Help Save The Seahorse By Stabbing At Your iPhone

Introducing iSeahorse, a citizen science project for the armored fish.

Barbours Seahorse

© Shedd Aquarium/Brenna Hernandez

Seahorses are awesome. They're covered in squishable armor that protects them from being crushed. They're one of the only fish species with a neck, as well as one of the few to swim upright. They push the pain of pregnancy and childbirth off on the males of the species. Plus, um, have you ever looked at one? Look at that majestic, almost-equine face!

Unfortunately, many seahorses also appear on the World Conservation Union's threatened species list, as a result of fishing and habitat destruction. Many species, though, are listed as "Data Deficient," meaning we don't know enough about their populations to figure out whether they're facing extinction or not. This is where citizen science can come in.

A new project called iSeahorse aims to bump up the number of people on the lookout for seahorses by allowing anyone—scientist, diver or beach-goer—to catalog any seahorse sightings they experience through an iPhone app and website. (Presumably, most divers would upload a sighting after getting out of the water. For the sake of the phone.)

Leafy Seadragon

© Shedd Aquarium/Brenna Hernandez

Around 13 million seahorses are sold around the world each year, either dead or alive. They get swept up in shrimp fishing nets and sold for use in traditional Chinese medicines. Some are sold as aquarium pets. Their habitats in coral reefs and seagrasses are being destroyed.

“We know that seahorses are threatened by overfishing, destructive fishing practices, and habitat loss," Heather Koldewey, the Zoological Society of London's head of global conservation programs, said in a statement. iSeahorse was created by the marine conservationists at the University of British Columbia, the Zoological Society of London and Chicago's Shedd Aquarium."Now we need to pinpoint populations and places that most need conservation action."

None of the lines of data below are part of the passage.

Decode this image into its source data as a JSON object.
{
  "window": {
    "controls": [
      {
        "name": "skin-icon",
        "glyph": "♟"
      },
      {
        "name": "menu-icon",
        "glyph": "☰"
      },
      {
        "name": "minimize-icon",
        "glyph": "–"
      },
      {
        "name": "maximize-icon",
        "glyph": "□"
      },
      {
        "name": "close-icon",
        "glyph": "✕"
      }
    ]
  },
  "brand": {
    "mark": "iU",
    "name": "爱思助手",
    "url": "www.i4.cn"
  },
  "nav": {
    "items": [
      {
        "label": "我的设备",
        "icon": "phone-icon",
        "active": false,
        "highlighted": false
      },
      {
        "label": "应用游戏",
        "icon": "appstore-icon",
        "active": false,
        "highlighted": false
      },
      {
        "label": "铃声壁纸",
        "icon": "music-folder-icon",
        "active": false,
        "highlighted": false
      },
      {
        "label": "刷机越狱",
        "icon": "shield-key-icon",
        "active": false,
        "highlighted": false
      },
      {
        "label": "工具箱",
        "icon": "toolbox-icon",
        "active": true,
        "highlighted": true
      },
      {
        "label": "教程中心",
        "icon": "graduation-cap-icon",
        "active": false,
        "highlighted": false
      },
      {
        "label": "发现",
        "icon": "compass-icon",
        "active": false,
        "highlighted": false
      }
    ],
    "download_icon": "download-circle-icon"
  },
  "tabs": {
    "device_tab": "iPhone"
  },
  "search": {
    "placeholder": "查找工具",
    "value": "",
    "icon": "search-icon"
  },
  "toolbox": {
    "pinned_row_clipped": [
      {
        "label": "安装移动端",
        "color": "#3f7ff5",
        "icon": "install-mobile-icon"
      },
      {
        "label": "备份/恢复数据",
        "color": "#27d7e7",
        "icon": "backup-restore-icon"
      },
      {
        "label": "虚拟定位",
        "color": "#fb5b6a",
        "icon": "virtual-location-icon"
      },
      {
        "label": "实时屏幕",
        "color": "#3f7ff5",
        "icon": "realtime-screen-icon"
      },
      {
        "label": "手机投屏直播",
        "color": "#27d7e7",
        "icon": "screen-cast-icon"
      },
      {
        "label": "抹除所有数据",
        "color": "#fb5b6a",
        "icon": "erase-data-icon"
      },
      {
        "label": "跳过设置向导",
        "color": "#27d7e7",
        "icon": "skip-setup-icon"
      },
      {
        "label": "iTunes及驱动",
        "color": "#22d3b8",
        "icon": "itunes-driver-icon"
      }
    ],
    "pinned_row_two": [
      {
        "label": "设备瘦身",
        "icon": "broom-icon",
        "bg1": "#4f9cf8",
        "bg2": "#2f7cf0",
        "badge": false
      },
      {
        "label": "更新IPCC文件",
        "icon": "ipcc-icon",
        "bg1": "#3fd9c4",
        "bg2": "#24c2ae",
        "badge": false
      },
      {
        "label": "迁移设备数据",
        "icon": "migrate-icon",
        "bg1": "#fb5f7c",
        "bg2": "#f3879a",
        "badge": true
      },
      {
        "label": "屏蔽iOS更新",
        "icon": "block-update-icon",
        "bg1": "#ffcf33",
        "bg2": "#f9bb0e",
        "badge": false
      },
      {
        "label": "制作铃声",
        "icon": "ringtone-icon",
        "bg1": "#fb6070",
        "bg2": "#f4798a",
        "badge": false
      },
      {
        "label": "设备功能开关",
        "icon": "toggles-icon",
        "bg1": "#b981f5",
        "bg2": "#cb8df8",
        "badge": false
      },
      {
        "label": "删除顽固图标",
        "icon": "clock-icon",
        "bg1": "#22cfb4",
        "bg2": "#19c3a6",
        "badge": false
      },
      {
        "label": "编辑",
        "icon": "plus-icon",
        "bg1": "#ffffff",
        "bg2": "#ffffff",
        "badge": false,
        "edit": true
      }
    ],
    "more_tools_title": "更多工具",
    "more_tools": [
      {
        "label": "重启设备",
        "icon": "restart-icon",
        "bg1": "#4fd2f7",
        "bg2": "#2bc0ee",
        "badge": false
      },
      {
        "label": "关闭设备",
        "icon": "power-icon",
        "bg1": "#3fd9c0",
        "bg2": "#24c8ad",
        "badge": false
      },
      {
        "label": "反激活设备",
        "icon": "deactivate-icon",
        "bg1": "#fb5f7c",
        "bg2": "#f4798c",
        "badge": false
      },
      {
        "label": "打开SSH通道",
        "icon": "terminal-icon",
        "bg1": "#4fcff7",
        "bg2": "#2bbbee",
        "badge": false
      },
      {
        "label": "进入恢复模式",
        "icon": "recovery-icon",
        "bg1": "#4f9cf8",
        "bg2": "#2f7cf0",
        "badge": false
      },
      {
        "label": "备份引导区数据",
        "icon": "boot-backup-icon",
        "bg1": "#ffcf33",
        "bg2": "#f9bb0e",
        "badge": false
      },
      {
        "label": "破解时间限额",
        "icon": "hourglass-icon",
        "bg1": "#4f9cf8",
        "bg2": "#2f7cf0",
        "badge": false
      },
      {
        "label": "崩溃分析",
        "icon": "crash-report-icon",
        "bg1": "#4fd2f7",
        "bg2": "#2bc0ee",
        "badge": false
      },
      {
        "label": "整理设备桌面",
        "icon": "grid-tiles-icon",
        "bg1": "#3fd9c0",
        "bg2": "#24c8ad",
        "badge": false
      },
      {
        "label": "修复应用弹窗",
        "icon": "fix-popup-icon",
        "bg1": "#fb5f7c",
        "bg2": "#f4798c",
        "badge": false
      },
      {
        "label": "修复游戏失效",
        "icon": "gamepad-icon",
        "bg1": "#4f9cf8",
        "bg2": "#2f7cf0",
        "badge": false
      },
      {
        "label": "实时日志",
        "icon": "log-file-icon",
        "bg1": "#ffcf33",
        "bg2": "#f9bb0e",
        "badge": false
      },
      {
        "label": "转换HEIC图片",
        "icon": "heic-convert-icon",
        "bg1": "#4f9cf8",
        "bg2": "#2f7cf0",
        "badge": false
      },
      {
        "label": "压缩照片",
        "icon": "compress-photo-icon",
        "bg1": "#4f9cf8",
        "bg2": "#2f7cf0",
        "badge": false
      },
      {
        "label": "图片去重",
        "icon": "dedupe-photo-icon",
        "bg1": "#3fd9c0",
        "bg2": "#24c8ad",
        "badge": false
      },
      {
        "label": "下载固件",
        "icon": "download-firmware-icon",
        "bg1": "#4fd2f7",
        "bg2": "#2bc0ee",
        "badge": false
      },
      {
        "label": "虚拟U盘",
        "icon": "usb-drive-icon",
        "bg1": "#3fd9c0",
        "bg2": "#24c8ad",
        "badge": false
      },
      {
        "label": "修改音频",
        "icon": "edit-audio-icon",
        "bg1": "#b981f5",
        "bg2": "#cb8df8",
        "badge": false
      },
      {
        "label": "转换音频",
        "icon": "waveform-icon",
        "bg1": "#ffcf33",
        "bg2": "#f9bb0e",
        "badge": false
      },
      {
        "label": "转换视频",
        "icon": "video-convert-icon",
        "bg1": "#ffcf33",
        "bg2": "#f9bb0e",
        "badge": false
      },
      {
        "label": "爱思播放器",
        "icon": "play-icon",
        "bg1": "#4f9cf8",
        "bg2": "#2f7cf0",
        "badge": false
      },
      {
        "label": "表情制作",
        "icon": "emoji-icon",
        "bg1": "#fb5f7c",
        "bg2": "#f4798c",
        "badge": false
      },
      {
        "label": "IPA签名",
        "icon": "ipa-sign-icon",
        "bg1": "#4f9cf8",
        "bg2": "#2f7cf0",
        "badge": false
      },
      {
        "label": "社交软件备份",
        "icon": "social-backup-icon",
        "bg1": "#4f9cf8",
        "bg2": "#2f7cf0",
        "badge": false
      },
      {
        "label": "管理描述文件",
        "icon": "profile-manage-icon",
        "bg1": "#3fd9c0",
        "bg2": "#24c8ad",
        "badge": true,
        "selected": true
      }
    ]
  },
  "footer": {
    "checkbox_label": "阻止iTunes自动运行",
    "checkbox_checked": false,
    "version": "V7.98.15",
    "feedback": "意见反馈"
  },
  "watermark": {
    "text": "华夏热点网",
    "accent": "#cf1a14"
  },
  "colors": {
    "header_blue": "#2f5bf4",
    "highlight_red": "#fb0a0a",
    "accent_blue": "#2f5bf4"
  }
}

The website's online toolkit designed to help people learn to identify seahorses mainly focuses on those native to southeast Asia, a region with a high diversity of seahorse species. The toolkit also includes sample lists of the necessary equipment for a seahorse-seeking dive, guides to surveying and printable datasheets for divers to record their data before, during and after their dive.

Woah, Seahorse!

© Edwin van der Sande/Guylian Seahorses of the World

Spot a wee marine horse? Log it on the iSeahorse website, or download the iPhone app. This could be you:

Project Seahorse Diver

© Project Seahorse/Lindsay Aylesworth